Body Language Crossed Arms while public speaking

As a speaker, open body language makes you more approachable and closed body language makes you less approachable.

Growing up, I always noticed that when my dad was upset and did not want us to talk to him, he crossed his arms and sat on the couch. No one in the family dared to speak to him. You have probably had similar experiences with parents growing up.

As a result, I am conditioned to worry when I see people with crossed arms, and most likely, so are you.

Yes, I agree that we should be more enlightened and not read too much into other’s behavior. But we are all humans, and we can’t help it. Now as a speaker, you need to be aware of how your body language affects others reactions and remove anything that might distract them from your message.

Try not to fold your arms even if you are thinking or waiting for a speaker. If you catch yourself with folded arms, just open them up, and soon you will pick up a habit of maintaining open body language.

Talking With Your Hands Rule #4: Thou Shalt Not Wring Hands:

Hand clasping: Talking with hands

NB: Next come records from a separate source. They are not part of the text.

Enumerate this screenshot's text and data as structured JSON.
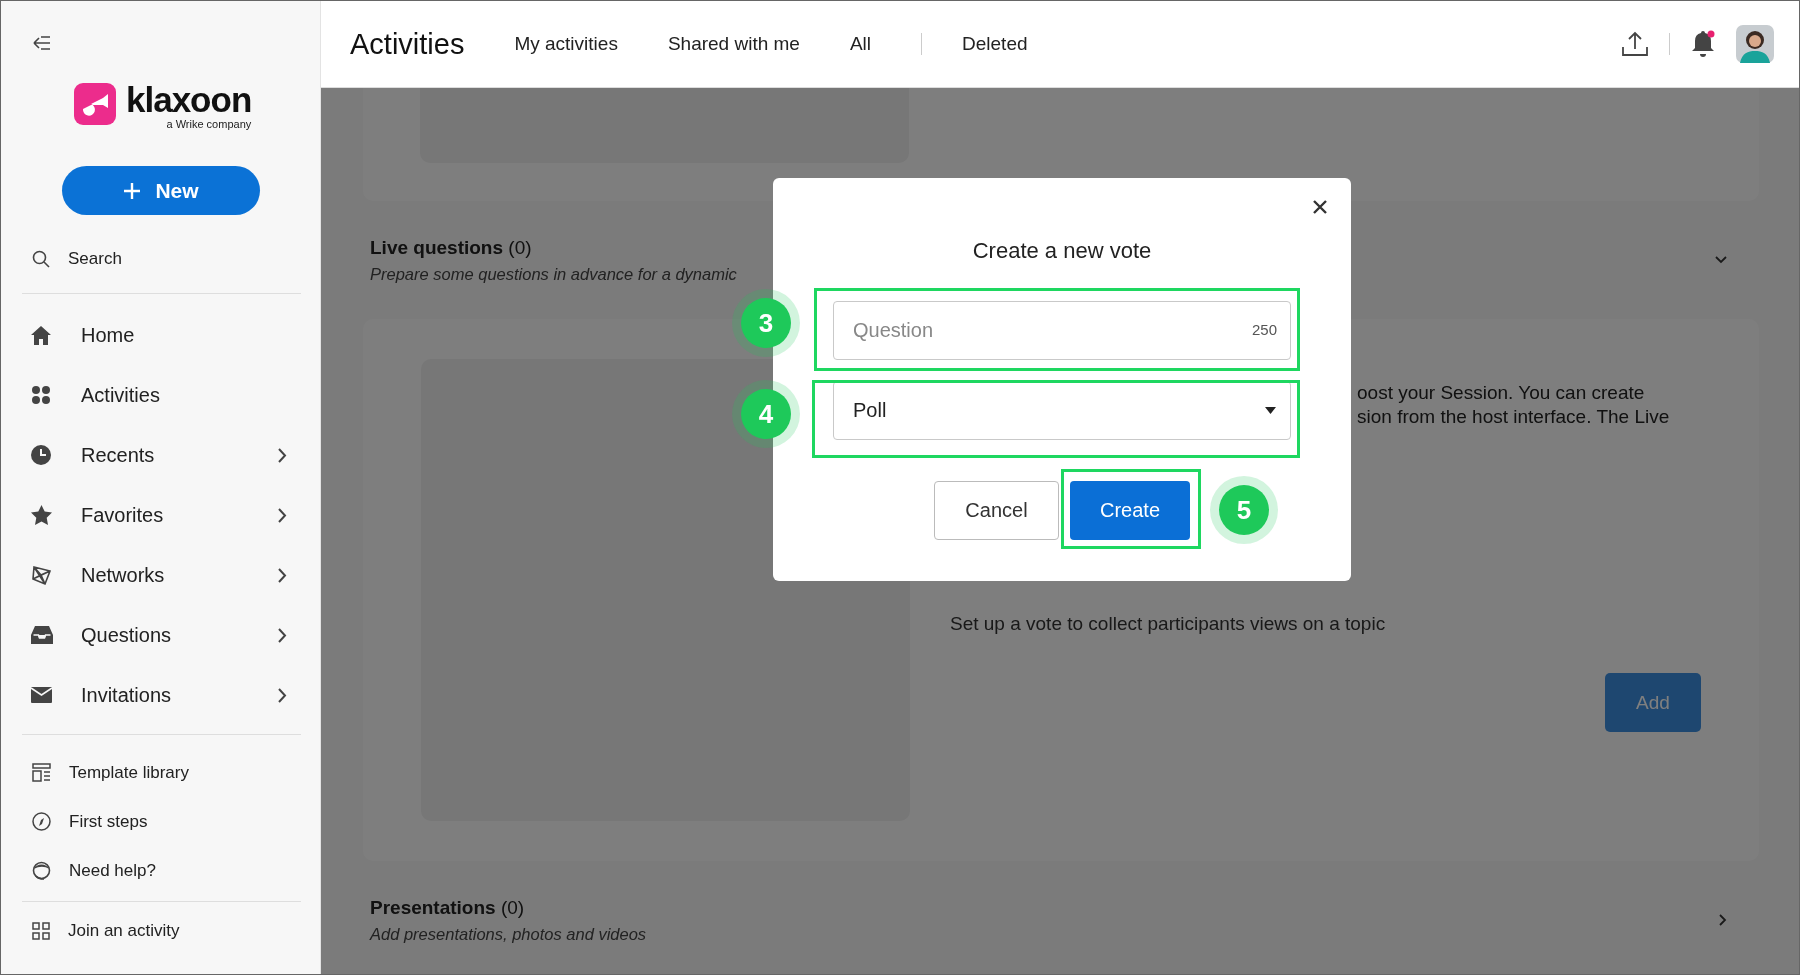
{
  "sidebar": {
    "logo": {
      "name": "klaxoon",
      "tagline": "a Wrike company"
    },
    "new_button": "New",
    "search": "Search",
    "nav_items": [
      {
        "label": "Home",
        "has_submenu": false
      },
      {
        "label": "Activities",
        "has_submenu": false
      },
      {
        "label": "Recents",
        "has_submenu": true
      },
      {
        "label": "Favorites",
        "has_submenu": true
      },
      {
        "label": "Networks",
        "has_submenu": true
      },
      {
        "label": "Questions",
        "has_submenu": true
      },
      {
        "label": "Invitations",
        "has_submenu": true
      }
    ],
    "links": [
      {
        "label": "Template library"
      },
      {
        "label": "First steps"
      },
      {
        "label": "Need help?"
      }
    ],
    "join_link": {
      "label": "Join an activity"
    }
  },
  "header": {
    "title": "Activities",
    "tabs": [
      {
        "label": "My activities",
        "divider_before": false
      },
      {
        "label": "Shared with me",
        "divider_before": false
      },
      {
        "label": "All",
        "divider_before": false
      },
      {
        "label": "Deleted",
        "divider_before": true
      }
    ],
    "notification_dot": true
  },
  "content": {
    "live_questions": {
      "title": "Live questions",
      "count": "(0)",
      "subtitle": "Prepare some questions in advance for a dynamic",
      "expanded": true
    },
    "vote_card": {
      "description_lines": [
        "oost your Session. You can create",
        "sion from the host interface. The Live"
      ],
      "text": "Set up a vote to collect participants views on a topic",
      "add_button": "Add"
    },
    "presentations": {
      "title": "Presentations",
      "count": "(0)",
      "subtitle": "Add presentations, photos and videos",
      "expanded": false
    }
  },
  "dialog": {
    "title": "Create a new vote",
    "question": {
      "placeholder": "Question",
      "counter": "250"
    },
    "type_select": {
      "value": "Poll"
    },
    "buttons": {
      "cancel": "Cancel",
      "create": "Create"
    }
  },
  "annotations": [
    {
      "number": "3"
    },
    {
      "number": "4"
    },
    {
      "number": "5"
    }
  ]
}
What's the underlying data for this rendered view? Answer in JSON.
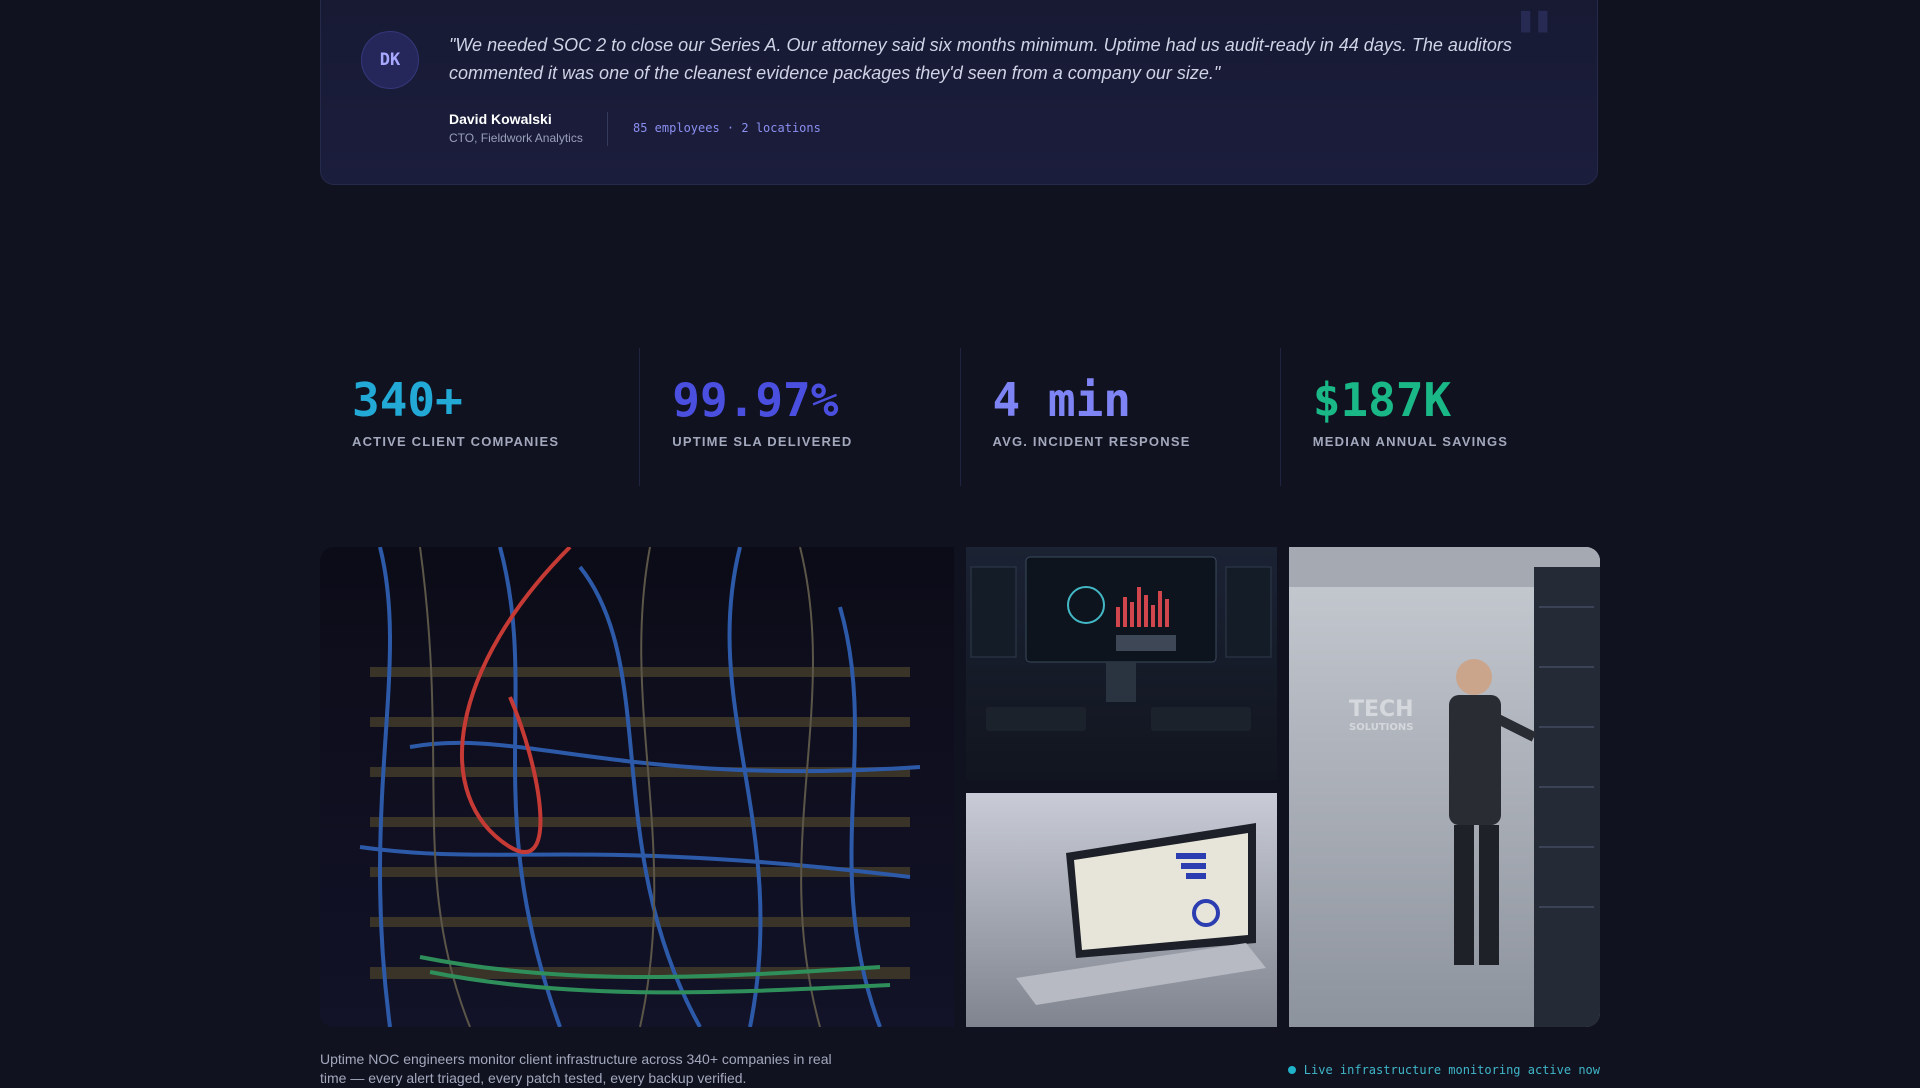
{
  "testimonial": {
    "initials": "DK",
    "quote": "\"We needed SOC 2 to close our Series A. Our attorney said six months minimum. Uptime had us audit-ready in 44 days. The auditors commented it was one of the cleanest evidence packages they'd seen from a company our size.\"",
    "author_name": "David Kowalski",
    "author_role": "CTO, Fieldwork Analytics",
    "meta": "85 employees · 2 locations"
  },
  "stats": [
    {
      "value": "340+",
      "label": "ACTIVE CLIENT COMPANIES",
      "color": "#22a9d6"
    },
    {
      "value": "99.97%",
      "label": "UPTIME SLA DELIVERED",
      "color": "#4b4fe0"
    },
    {
      "value": "4 min",
      "label": "AVG. INCIDENT RESPONSE",
      "color": "#7f84f5"
    },
    {
      "value": "$187K",
      "label": "MEDIAN ANNUAL SAVINGS",
      "color": "#19b886"
    }
  ],
  "gallery": {
    "logo_text": "TECH",
    "logo_sub": "SOLUTIONS"
  },
  "caption": "Uptime NOC engineers monitor client infrastructure across 340+ companies in real time — every alert triaged, every patch tested, every backup verified.",
  "live_status": "Live infrastructure monitoring active now"
}
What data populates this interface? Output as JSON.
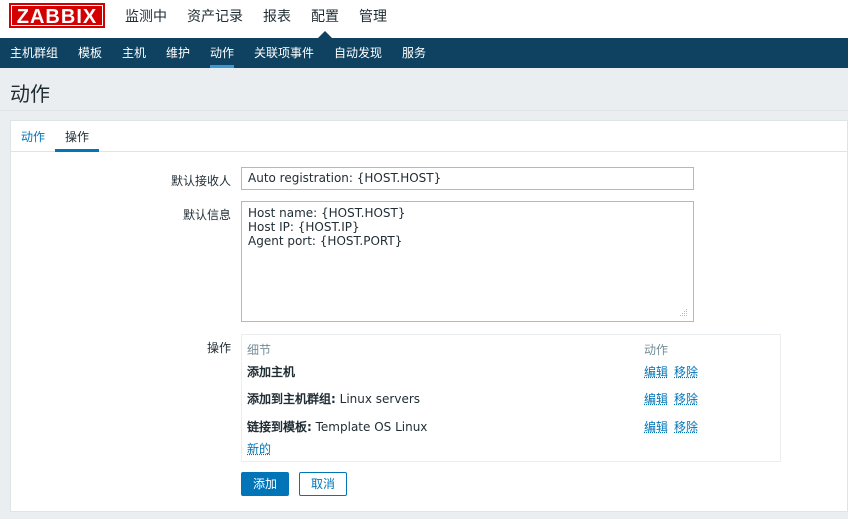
{
  "header": {
    "logo": "ZABBIX",
    "main_menu": [
      "监测中",
      "资产记录",
      "报表",
      "配置",
      "管理"
    ],
    "active_main": "配置"
  },
  "sub_menu": {
    "items": [
      "主机群组",
      "模板",
      "主机",
      "维护",
      "动作",
      "关联项事件",
      "自动发现",
      "服务"
    ],
    "active": "动作"
  },
  "page": {
    "title": "动作"
  },
  "tabs": {
    "items": [
      "动作",
      "操作"
    ],
    "active": "操作"
  },
  "form": {
    "default_recipient_label": "默认接收人",
    "default_recipient_value": "Auto registration: {HOST.HOST}",
    "default_message_label": "默认信息",
    "default_message_value": "Host name: {HOST.HOST}\nHost IP: {HOST.IP}\nAgent port: {HOST.PORT}",
    "operations_label": "操作",
    "operations": {
      "col_details": "细节",
      "col_action": "动作",
      "rows": [
        {
          "bold": "添加主机",
          "text": "",
          "edit": "编辑",
          "remove": "移除"
        },
        {
          "bold": "添加到主机群组:",
          "text": " Linux servers",
          "edit": "编辑",
          "remove": "移除"
        },
        {
          "bold": "链接到模板:",
          "text": " Template OS Linux",
          "edit": "编辑",
          "remove": "移除"
        }
      ],
      "new_link": "新的"
    },
    "add_button": "添加",
    "cancel_button": "取消"
  },
  "colors": {
    "brand": "#d40000",
    "nav": "#0f4261",
    "link": "#0275b8",
    "accent": "#3a97d1"
  }
}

Wringing your hands gives the impression that you are nervous, hesitant and worried about the words you are saying.

There are many forms of wringing:

1. Clasped hands wringing

Wringing your hands and clasping

That’s when you hold hands together palm-to-palm and move them back and forth.

2. Cupped hands wringing

Hands Cupped Together
That’s when you cup your hands inside of each other palm-to-back, and you move them nervously.

3. Intertwined finger wringing

Intertwined fingers
That’s when you twist your fingers and rub your hands back and forth.

Instead of hand-wringing, you can use “hand steepling.” Steepling hands are perceived as confident, calm, and smart. Just like any other technique, don’t overuse it.

Steeple Hand Gesture

Steepling your fingers is just an intermediate state for you until your hands begin moving naturally again with the conversation.

Talking With Your Hands Rule #5: Thou Shalt Not Fake Hand Gestures:Fake Hand Gestures and Expression

The worst thing you can do with your hands is to fake gesture. Your audience is starving nowadays for authenticity and any attempt you make to faking anything will backfire.

I always recommend that clients practice fake gesturing in private to get comfortable with new movements. However, when it’s performance time, I tell them to let go and be authentic. If they practiced enough in practice, the gestures would come out naturally and authentically when they are speaking publicly.

What to do now

I know I just gave you a comprehensive list of what not to do. But then what do you do?

Here is a list of three things to do to improve your gestures when presenting.

1. Awareness: pay attention to what you are doing with your hands.

2. Replacement: Any time you notice a gesture that you don’t like pull your hands to your side.

3. Be all in: Once your hands are to your side, go to your topic. If you are telling a story, re-live it. If you are talking about a computer code, then visualize the code, and if you are talking about neurons, visualize the neurons in front of you as you talk about them. At the Magnetic Delivery Boot Camp, we have a whole segment on what to do with your hands, what we covered here is just a starter.


You are always talking with your hands.

Unfortunately, your hands might be saying the wrong things.

Your hand gestures can turn off your audience, or they can bring them closer. Five negative gestures impact your credibility and influence, and you should avoid them as much as you can:

Hand gestures to avoid

  1. Idle hands
  2. both hands in pockets at all times
  3. crossing arms
  4. hand-wringing
  5. and fake gestures.


Peter Khoury

Peter Khoury: Founder @ MagneticSpeaking X-Pharmaceutical Engineer, turned author, national speaker and executive presentation coach.

In addition to Public Speaking training, Peter is a regular speaker on the topics of Negotiations, Conflict Management and Leadership. He is the author of the book “Self-Leadership Guide.